This article has multiple issues. Please help improve it or discuss these issues on the talk page. ( Learn how and when to remove these template messages)( Learn how and when to remove this template message)
|Part of the Politics series on|
|Head of state|
|Part of a series on|
In political systems based on the principle of separation of powers, authority is distributed among several branches (executive, legislative, judicial)—an attempt to prevent the concentration of power in the hands of a single group of people. In such a system, the executive does not pass laws (the role of the legislature) or interpret them (the role of the judiciary). Instead, the executive enforces the law as written by the legislature and interpreted by the judiciary. The executive can be the source of certain types of law, such as a decree or executive order. Executive bureaucracies are commonly the source of regulations.
In parliamentary systems, the executive is responsible to the elected legislature, i.e. must maintain the confidence of the legislature (or one part of it, if bicameral). The legislature can, in certain circumstances (varying by state), express its lack of confidence in the executive, which causes either a change in governing party or group of parties or a general election. Parliamentary systems have a head of government (who leads the executive, often called ministers) normally distinct from the head of state (who continues through governmental and electoral changes). In the Westminster type of parliamentary system, the principle of separation of powers is not as entrenched as in some others. Members of the executive ( ministers), are also members of the legislature, and hence play an important part in both the writing and enforcing of law.
In this context, the executive consists of a leader(s) of an office or multiple offices. Specifically, the top leadership roles of the executive branch may include:
head of state – often the
supreme leader, the
monarch, the chief public representative and living symbol of national unity.
head of government – often the
prime minister, overseeing the
administration of all affairs of state.
- defence minister – overseeing the armed forces, determining military policy and managing external safety.
- interior minister – overseeing the police forces, enforcing the law and managing internal control.
- foreign minister – overseeing the diplomatic service, determining foreign policy and managing foreign relations.
- finance minister – overseeing the treasury, determining fiscal policy and managing national budget.

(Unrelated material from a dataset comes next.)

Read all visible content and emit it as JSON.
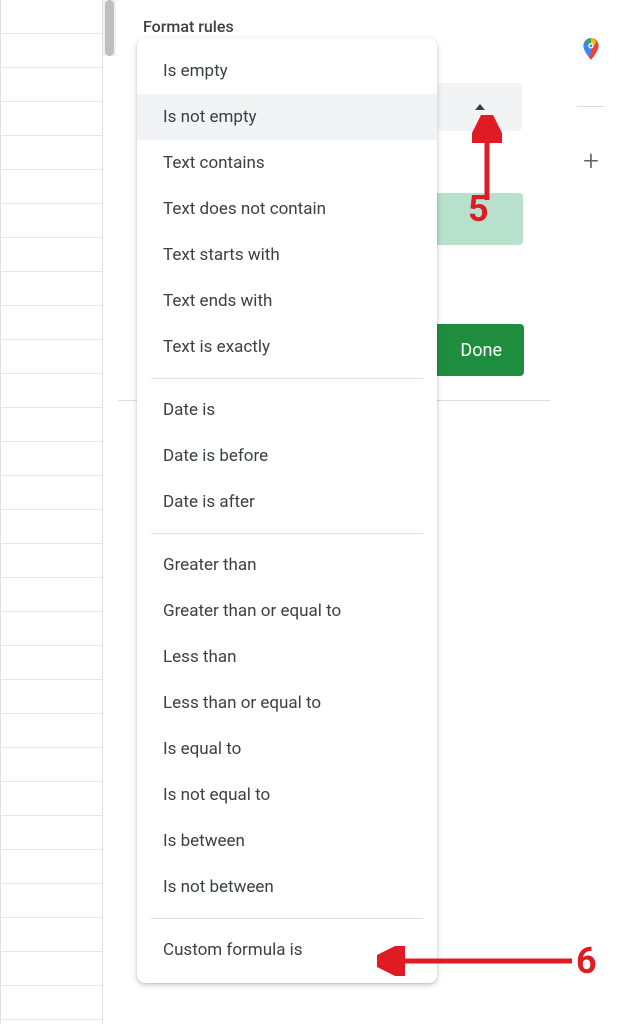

- justice minister – overseeing criminal prosecutions, corrections, enforcement of court orders.
- head of government – often the prime minister, overseeing the administration of all affairs of state.